How Can Cities Help and Be Helped by Bees

07:00 - 9 August, 2019
How Can Cities Help and Be Helped by Bees, Cortesia de COOKFOX
Cortesia de COOKFOX

Food production is directly reliant on bees, and their disappearance could lead to catastrophic effects on humanity. There are alarming reports all over the internet about how these little insects are dying. According to the Food and Agriculture Organization of the United Nations (FAO), 75% of the world's food crops rely on bees. For example, it is only possible to have a juicy and well-developed strawberry if dozens of bees go by the flower at the right time and pollinate it. Without them, it would look more like a raisin.

The Temperature Rise of 520 Cities by 2050 (is Grim)

07:00 - 25 July, 2019
The Temperature Rise of 520 Cities by 2050 (is Grim), Map: Crowther Lab, Fuente: Bastin et al. 2019 Plos One, Created using Datawrapper
Map: Crowther Lab, Fuente: Bastin et al. 2019 Plos One, Created using Datawrapper

The climate in Madrid in 2050 will look more like the climate in Marrakesh, Morocco today.
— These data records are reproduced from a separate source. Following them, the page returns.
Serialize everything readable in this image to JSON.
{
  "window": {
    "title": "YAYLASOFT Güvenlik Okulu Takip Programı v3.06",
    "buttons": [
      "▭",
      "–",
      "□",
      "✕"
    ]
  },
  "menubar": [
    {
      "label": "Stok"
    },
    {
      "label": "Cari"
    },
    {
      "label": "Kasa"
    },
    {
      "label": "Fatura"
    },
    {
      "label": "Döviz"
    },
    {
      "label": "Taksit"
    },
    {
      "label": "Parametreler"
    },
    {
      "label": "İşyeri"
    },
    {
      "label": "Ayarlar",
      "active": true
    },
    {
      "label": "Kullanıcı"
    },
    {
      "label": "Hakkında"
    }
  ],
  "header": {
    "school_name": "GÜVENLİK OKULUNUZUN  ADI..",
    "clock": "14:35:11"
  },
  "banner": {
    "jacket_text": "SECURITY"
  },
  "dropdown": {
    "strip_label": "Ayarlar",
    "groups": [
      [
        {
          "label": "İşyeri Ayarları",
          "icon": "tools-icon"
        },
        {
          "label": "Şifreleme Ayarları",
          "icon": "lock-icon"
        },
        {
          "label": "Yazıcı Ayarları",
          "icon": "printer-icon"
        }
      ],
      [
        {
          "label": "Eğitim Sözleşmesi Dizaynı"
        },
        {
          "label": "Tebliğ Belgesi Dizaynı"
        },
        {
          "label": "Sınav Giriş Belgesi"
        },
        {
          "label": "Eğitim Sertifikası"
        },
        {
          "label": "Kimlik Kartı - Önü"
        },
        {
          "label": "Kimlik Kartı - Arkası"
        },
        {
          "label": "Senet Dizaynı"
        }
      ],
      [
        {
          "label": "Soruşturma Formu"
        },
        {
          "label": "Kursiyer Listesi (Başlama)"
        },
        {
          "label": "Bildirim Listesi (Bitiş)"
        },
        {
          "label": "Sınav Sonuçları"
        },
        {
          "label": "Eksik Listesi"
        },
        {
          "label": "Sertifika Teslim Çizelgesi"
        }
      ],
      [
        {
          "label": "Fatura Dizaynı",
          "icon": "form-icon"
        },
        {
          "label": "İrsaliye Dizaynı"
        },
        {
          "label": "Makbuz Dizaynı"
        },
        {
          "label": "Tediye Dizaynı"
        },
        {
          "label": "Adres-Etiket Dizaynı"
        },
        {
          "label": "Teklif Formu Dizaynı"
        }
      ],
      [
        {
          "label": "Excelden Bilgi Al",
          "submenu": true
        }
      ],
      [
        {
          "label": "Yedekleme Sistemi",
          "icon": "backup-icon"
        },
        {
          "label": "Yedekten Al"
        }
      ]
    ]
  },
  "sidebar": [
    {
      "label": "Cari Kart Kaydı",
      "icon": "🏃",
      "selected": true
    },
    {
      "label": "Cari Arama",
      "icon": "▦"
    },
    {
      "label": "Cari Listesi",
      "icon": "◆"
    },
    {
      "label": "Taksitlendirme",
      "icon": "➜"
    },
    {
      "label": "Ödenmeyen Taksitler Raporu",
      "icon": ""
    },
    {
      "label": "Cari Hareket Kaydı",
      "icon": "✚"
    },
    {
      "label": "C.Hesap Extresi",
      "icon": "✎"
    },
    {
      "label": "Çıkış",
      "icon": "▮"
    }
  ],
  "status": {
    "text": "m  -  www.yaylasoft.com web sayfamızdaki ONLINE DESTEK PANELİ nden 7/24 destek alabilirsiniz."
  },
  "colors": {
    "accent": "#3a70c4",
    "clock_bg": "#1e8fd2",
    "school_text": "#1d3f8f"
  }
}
Stockholm will feel more like Budapest, London like Barcelona, Moscow like Sofia, Seattle like San Francisco, and Tokyo like Changsa in China. 

The research "Understanding Climate Change Starting with an Analysis of Similar Cities" published in the scientific magazine PLOS ONE by The Crowther Lab of ETH Zurich, paints a grim picture of the future for the world's urban centers.

The Great Umayyad Mosque of Aleppo: from Historic Islamic Monument to War Battlefield

07:00 - 24 July, 2019
via AFP / Getty Images
via AFP / Getty Images

Islam, other than describing a religious belief, is a word that identifies a unique type of architecture that dates back thousands of years. It has been formed by a civilization that transformed the qualities of this belief into visible and tangible material, building structures with a striking focus on details and experiences within enclosed spaces. 

Islamic architecture is an architecture that does not change its form easily. In fact, its principles have been more or less the same since thousands of years ago, with minor changes based on functional adaptations. To this day, hundreds of buildings still stand as a representation of the history of Islamic architecture and are still used just as they have been in the past.

War, however, has no religion or cultural nostalgia, and even the holiest, most historically-significant sites are threatened with complete destruction. The Great Umayyad Mosque in Aleppo, originally built by the first imperial Islamic dynasty and currently situated within a UNESCO World Heritage Site, stood yet again as a battlefield during the recent Syrian War, but this time, lost its most significant and resilient element, an 11th-century Seljuk Minaret.

© George Ourfalian / AFP Courtesy of Wikimedia Commons Courtesy of SSNP Media Wars Courtesy of SSNP Media Wars + 34